________________ CM . . . . Volume XVI Number 18 . . . . January 15, 2010


Lights! Curtains! Cows! (Streetlights).

Karin Adams.
Toronto, ON: James Lorimer, 2009.
132 pp., pbk., $8.95.
ISBN 978-1-55277-426-7.

Grades 3-6 / Ages 8-11.

Review by Andrea Galbraith.

*** /4



"So what's it going to be?" Becky went on. "Are we adventurous and brave like the olden-days cattlemen and cattlewomen? Or do we want everyone to think of Ellis as the place where we just pickled beets and fixed butterchurns?"

No one said a word.

"The Legend of Cow Valley might be a legend, but I bet it would make our ancestors proud. They liked to laugh. They liked to have fun. And that's what Cow Valley is all about!" The room was quiet. I agreed with Becky of course, but I was still worried about what would happen to us.

Becky took a deep breath and said, "It's not wrong to enjoy the olden days, and it certainly isn't treason. It's our responsibility. Because we love Cow Valley and we love Ellis!" Becky clutched her heart with a flourish as she ended her speech. Her audience looked moved, if not entirely convinced.
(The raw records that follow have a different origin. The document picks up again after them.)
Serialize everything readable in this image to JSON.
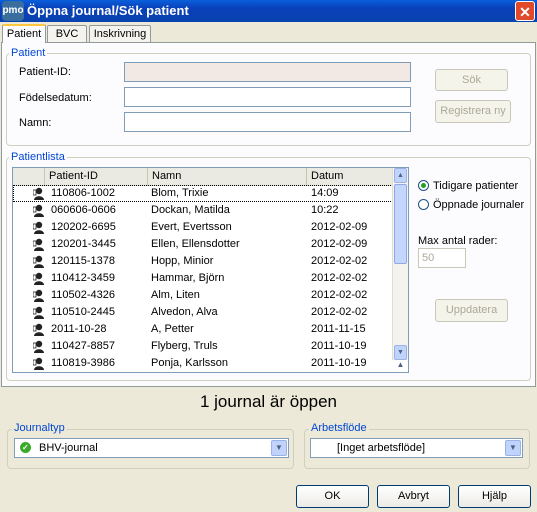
{
  "window": {
    "title": "Öppna journal/Sök patient",
    "icon_text": "pmo",
    "close_label": "✕"
  },
  "tabs": [
    {
      "label": "Patient",
      "active": true
    },
    {
      "label": "BVC",
      "active": false
    },
    {
      "label": "Inskrivning",
      "active": false
    }
  ],
  "patient_group": {
    "legend": "Patient",
    "patient_id_label": "Patient-ID:",
    "birthdate_label": "Födelsedatum:",
    "name_label": "Namn:",
    "patient_id_value": "",
    "birthdate_value": "",
    "name_value": "",
    "search_button": "Sök",
    "register_button": "Registrera ny"
  },
  "patient_list": {
    "legend": "Patientlista",
    "columns": [
      "Patient-ID",
      "Namn",
      "Datum"
    ],
    "rows": [
      {
        "id": "110806-1002",
        "name": "Blom, Trixie",
        "date": "14:09"
      },
      {
        "id": "060606-0606",
        "name": "Dockan, Matilda",
        "date": "10:22"
      },
      {
        "id": "120202-6695",
        "name": "Evert, Evertsson",
        "date": "2012-02-09"
      },
      {
        "id": "120201-3445",
        "name": "Ellen, Ellensdotter",
        "date": "2012-02-09"
      },
      {
        "id": "120115-1378",
        "name": "Hopp, Minior",
        "date": "2012-02-02"
      },
      {
        "id": "110412-3459",
        "name": "Hammar, Björn",
        "date": "2012-02-02"
      },
      {
        "id": "110502-4326",
        "name": "Alm, Liten",
        "date": "2012-02-02"
      },
      {
        "id": "110510-2445",
        "name": "Alvedon, Alva",
        "date": "2012-02-02"
      },
      {
        "id": "2011-10-28",
        "name": "A, Petter",
        "date": "2011-11-15"
      },
      {
        "id": "110427-8857",
        "name": "Flyberg, Truls",
        "date": "2011-10-19"
      },
      {
        "id": "110819-3986",
        "name": "Ponja, Karlsson",
        "date": "2011-10-19"
      }
    ],
    "radio_previous": "Tidigare patienter",
    "radio_opened": "Öppnade journaler",
    "max_rows_label": "Max antal rader:",
    "max_rows_value": "50",
    "update_button": "Uppdatera"
  },
  "status_text": "1 journal är öppen",
  "journal_type": {
    "legend": "Journaltyp",
    "value": "BHV-journal"
  },
  "workflow": {
    "legend": "Arbetsflöde",
    "value": "[Inget arbetsflöde]"
  },
  "buttons": {
    "ok": "OK",
    "cancel": "Avbryt",
    "help": "Hjälp"
  },
  "colors": {
    "titlebar": "#0A50C8",
    "legend": "#0046D5",
    "accent": "#FFC83C"
  }
}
Seventh-graders Greg, Mike, Becky and their classmates have waited years for their chance to star in The Legend of Cow Valley, the exuberant play put on each summer on a neighbour's farm. This humourous take on history, with a famous climax featuring a real stampede of cows across the stage, is loved throughout their region of Manitoba. When the kids learn that Mr. Derksen has sold part of his land to the Canadian government, they are devastated. The federal Heritage Department announces that there will still be a play at the farm, but the children's excitement quickly dies as they realize that the play selected is not their beloved classic, but a boring story revolving around an innovative butterchurn. Their dismal predictions for the play are proved right as ticket sales quickly fall off. The play seems doomed until Becky takes charge as usual, convincing the cast to defy the Ottawa bureaucrat, Ms Constance Noring, and perform The Legend of Cow Valley one last time.
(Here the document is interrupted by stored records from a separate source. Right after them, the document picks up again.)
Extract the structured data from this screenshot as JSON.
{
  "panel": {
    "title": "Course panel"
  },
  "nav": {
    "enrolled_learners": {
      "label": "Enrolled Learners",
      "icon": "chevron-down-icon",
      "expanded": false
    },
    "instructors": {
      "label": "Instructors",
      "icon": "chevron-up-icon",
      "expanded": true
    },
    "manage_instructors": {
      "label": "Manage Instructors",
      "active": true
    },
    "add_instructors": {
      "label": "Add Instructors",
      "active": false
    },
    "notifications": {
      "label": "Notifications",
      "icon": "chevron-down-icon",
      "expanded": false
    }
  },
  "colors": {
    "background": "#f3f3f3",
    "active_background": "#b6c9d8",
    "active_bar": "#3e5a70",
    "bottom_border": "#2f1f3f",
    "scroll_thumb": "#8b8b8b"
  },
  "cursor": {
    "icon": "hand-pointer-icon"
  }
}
     Typical seventh-graders may not be expected to get so excited about spending their summer performing in a play, but The Legend of Cow Valley is no ordinary play. It is held on an outdoor stage on the farm, and auditions are traditionally accompanied by a hotdog barbeque. The kids and their families are justifiably proud of it, and, in a small, insular community, it is a huge event. The centrality of this community event emphasizes the small town setting. The town's interesting and evolving history is also suggested in the variety of surnames of the characters, which subtly shows the multicultural makeup of the area.
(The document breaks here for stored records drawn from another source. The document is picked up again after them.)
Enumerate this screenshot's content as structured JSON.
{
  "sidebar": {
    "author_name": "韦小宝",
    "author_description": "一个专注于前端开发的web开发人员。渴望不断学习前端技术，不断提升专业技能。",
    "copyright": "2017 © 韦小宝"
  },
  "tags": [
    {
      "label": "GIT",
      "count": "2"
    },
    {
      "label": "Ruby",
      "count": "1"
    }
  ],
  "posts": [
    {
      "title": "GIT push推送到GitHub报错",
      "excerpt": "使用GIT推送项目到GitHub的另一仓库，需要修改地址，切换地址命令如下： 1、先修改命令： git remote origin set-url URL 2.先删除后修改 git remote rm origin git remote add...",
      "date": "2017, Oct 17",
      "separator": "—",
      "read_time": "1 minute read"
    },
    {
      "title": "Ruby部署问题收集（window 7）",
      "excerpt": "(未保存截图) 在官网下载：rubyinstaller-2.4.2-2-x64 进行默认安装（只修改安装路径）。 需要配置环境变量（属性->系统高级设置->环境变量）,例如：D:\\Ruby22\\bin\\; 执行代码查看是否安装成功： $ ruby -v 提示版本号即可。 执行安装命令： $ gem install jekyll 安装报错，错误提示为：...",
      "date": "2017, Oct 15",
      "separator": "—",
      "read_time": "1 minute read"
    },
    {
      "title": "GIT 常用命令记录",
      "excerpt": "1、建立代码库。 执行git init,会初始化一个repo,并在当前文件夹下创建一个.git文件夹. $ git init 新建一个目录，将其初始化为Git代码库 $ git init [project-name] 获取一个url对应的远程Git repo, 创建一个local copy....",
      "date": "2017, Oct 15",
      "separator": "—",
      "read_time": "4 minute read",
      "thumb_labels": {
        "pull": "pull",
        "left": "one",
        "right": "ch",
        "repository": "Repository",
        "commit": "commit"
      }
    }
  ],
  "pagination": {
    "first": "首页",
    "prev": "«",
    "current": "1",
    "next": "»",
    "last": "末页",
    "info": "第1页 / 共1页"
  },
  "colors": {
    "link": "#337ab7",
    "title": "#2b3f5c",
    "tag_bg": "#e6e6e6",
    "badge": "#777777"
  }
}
     The core characters and several other minor characters are deftly drawn. Small details of personality, such as the squabbling of the Braun twins, and Silent Jim's near muteness, give the reader an anchor point for the less central characters. The dialogue is free from slang, realistic, and gently funny. There is an easy geniality among the classmates, with no outcasts. Becky is a strong, likable character who is bossy, but not abrasive. She is willing to put herself on the line and drags her friends along, more or less willingly. Her actions are described by Greg, the first person narrator, who is also her best friend. The witness narrator works well and avoids the possible difficulties of having to describe the inner processes of a quirky character like Becky.

     The humour in the book works best when expressed through character: Becky's steamrolling fundraising efforts and determination to play Catastrophe Cate in the play, or Mike's horror at being cast as a ballet-dancing snowflake. The attempt to satirize federal bureaucracy falls rather flat. Ms. Noring is a banal caricature of an uptight, clueless and humorless person.

     The theme of connecting to the past and experiencing it as vibrant and alive is emphasized throughout, in an upbeat way, not at all pedantic. This lively story of a small town tradition is a warm, fun and engaging read.


Andrea Galbraith is a writer, librarian and parent based in Vancouver, BC.

To comment on this title or this review, send mail to cm@umanitoba.ca.

Copyright the Manitoba Library Association. Reproduction for personal use is permitted only if this copyright notice is maintained. Any other reproduction is prohibited without permission.

Published by
The Manitoba Library Association
ISSN 1201-9364
Hosted by the University of Manitoba.